Ticking time bomb of substandard construction and political oversight
On page A29 of the NZ Herald on Friday a managing director of an Auckland real estate firm issued a warning which every-one of you must see and pass on.
He was talking about today’s new buildings of substandard design and construction and the low quality of the materials being used.
He said New Zealanders were in for a harsh wake up (within the next 10 to 15 years).
When these buildings started to disintegrate, exposing non-compliant electrical wiring, shonky plumbing, cladding or roofing products and walls out of plumb.
The steel mesh in concrete foundation slabs and driveways won’t last.

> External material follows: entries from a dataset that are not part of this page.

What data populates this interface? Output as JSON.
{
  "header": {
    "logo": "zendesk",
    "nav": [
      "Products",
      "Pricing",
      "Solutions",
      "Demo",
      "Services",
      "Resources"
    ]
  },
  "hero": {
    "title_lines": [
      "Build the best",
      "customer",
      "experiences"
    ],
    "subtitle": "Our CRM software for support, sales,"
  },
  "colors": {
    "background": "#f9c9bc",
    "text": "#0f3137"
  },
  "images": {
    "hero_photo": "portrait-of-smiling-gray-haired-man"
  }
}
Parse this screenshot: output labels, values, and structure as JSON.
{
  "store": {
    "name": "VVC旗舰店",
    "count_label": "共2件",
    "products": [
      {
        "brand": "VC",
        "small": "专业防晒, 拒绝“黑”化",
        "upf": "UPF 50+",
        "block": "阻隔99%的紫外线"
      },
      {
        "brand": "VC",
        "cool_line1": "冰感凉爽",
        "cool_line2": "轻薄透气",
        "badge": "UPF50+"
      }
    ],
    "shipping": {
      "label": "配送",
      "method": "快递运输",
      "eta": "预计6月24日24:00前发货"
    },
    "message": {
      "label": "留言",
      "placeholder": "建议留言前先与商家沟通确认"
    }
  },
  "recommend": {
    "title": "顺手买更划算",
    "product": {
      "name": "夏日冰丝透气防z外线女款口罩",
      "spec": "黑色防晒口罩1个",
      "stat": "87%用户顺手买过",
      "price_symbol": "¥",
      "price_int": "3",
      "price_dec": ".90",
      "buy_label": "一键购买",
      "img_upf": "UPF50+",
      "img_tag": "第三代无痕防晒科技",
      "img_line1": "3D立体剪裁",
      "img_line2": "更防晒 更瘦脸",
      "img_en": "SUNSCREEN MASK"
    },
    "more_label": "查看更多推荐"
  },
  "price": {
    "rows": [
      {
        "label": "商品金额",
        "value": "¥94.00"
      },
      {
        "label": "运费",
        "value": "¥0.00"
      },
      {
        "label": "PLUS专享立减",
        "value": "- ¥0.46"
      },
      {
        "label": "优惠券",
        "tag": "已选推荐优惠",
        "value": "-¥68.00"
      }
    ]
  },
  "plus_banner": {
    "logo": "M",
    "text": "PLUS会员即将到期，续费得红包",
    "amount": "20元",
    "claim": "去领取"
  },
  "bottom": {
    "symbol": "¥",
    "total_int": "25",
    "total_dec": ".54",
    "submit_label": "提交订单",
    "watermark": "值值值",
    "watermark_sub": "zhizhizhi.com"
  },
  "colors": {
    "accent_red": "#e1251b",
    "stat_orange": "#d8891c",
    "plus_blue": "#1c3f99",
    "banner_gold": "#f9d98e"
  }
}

Nor will some of the steel beams and girders.
Poor quality product is just flooding in and being dumped here.
He painted a nightmare scenario, much worse than the rotten homes that started being built in NZ in the 1990s.
And the personal and familial tragedy that will rise from this will be dreadful to witness.
Ask Parliamentarians what their roll is in this, and they’ll cough and splutter and look the other way, and try to move on to a new subject.
New Zealand has to be very careful – we do not want a Grenfell Tower disaster in our country.
The government’s run-down of trades training has now come home to bite us.
The projection is we need 38,000 more skilled workers through to 2020.
The Ministry of Business Innovation and Employment said the demand for construction workers over the next five years will be as high as 65,000 with about half needing to be trade qualified.
We would have planned for these needs.
We would have training schemes and programmes and incentives to get young people into training and jobs.
Previous governments would not have seen the solution in overseas recruitment.
They would have seen the 90,000 plus young New Zealanders aged from 15 to 24 who don’t have jobs and are not in training – and got many of them into the construction industry.
But there are positive signs for your industry.
Past generations have shown us the way with their ingenuity and ability to adapt to the demands they faced.
We can do it again.
New Zealand First congratulates the organisers of this show challenging employers to pledge 1000 new apprentices.
That is a sign some of you are taking the bull by the horns.
Enjoy your great show.